Healthy athletes experience bone marrow edema similar to that experienced in the lower spine of patients with spondyloarthritis of the axial spine.
Using MRI of the sacral spine may help differentiate patients with normal or low-level bone marrow edema from those in need of rheumatologic care and treatment for spondyloarthritis.
Low-grade bone marrow edema in the posterior lower ilium or anterior upper sacrum likely is not sufficient to make a diagnosis of axial spondyloarthritis.
Ulrich Weber and fellow researchers in Denmark pointed out that there is debate as to what a positive sacroiliac joint MRI sequence is in patients with axial spondyloarthritis.
The authors stated, “We lack a data-driven threshold or ‘reference range,’ which reliably discriminates patients with spondyloarthritis from the bone marrow edema ‘background noise’ in healthy individuals, or from bone marrow edema seen in patients with mechanical back pain.”
The authors sought to learn more about the background noise found in sacroiliac joint MRIs of healthy athletes with mechanical strain and presented their findings at ACR/ARHP Annual Meeting in San Diego.

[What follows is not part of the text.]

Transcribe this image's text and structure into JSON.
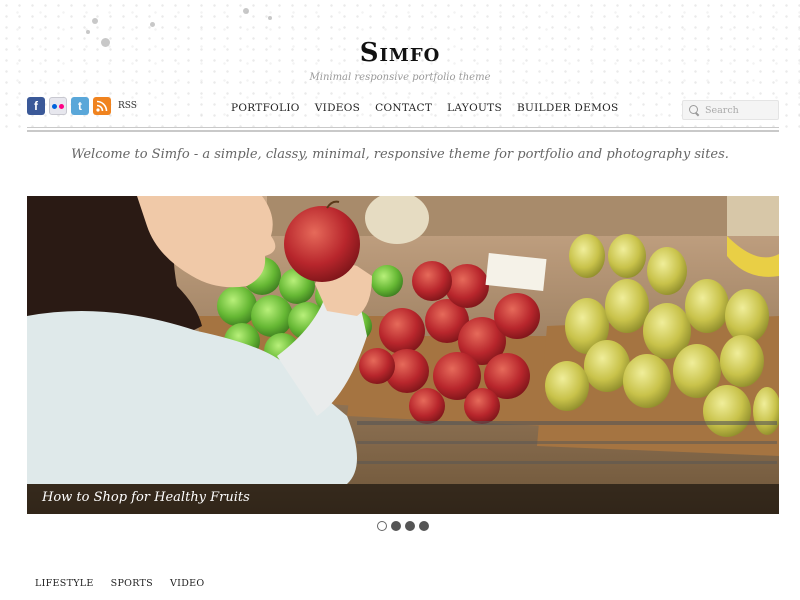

They examined 42 healthy athletes with MRIs of their sacroiliac joints before and after strenuous workouts. Independent, blinded readers read the scans for bone marrow edema.
• On average, healthy runners had bone marrow edema in 3.1 sacroiliac joint quadrants before and after running; hockey players had edema in 3.6 quadrants.
• Edema was found most frequently in the posterior lower ilium, followed by the anterior upper sacrum.
• Both professional and recreational athletes had bone marrow edema in 3 or 4 joint quadrants.
Implications for physicians
• Sacroiliac joint bone marrow edema alone cannot be used to make a diagnosis of spondyloarthritis, especially in young athletic patients.
• A reference range of sacroiliac bone marrow edema in healthy athletes may aid in developing a threshold for suspecting spondyloarthritis.
• The high cost and risk of adverse effects with treatment for spondyloarthritis should lead physicians to be cautious when considering the diagnosis based on MRI findings.
• Low-grade bone marrow edema should be interpreted cautiously, particularly that located in the posterior lower ilium or anterior upper sacrum.
“This study’s results may enhance management of SpA patients by allocating treatment resources more specifically, especially if a rheumatologist is considering effective, but expensive, biological therapy,” Dr Weber stated in a press release.
American College of Rheumatology Press Release. “Young Athletes Commonly Develop Bone Marrow Edema in the Joints of the Lower Spine.” November 4, 2017.
Weber U, Jurik AG, Zejden A, et al. “Bone Marrow Edema in Sacroiliac Joints of Young Athletes Is Common and Shows Most Frequently in the Posterior Lower Ilium.” Abstract Number 1830. 2017 ACR/ARHP Annual Meeting; San Diego, California.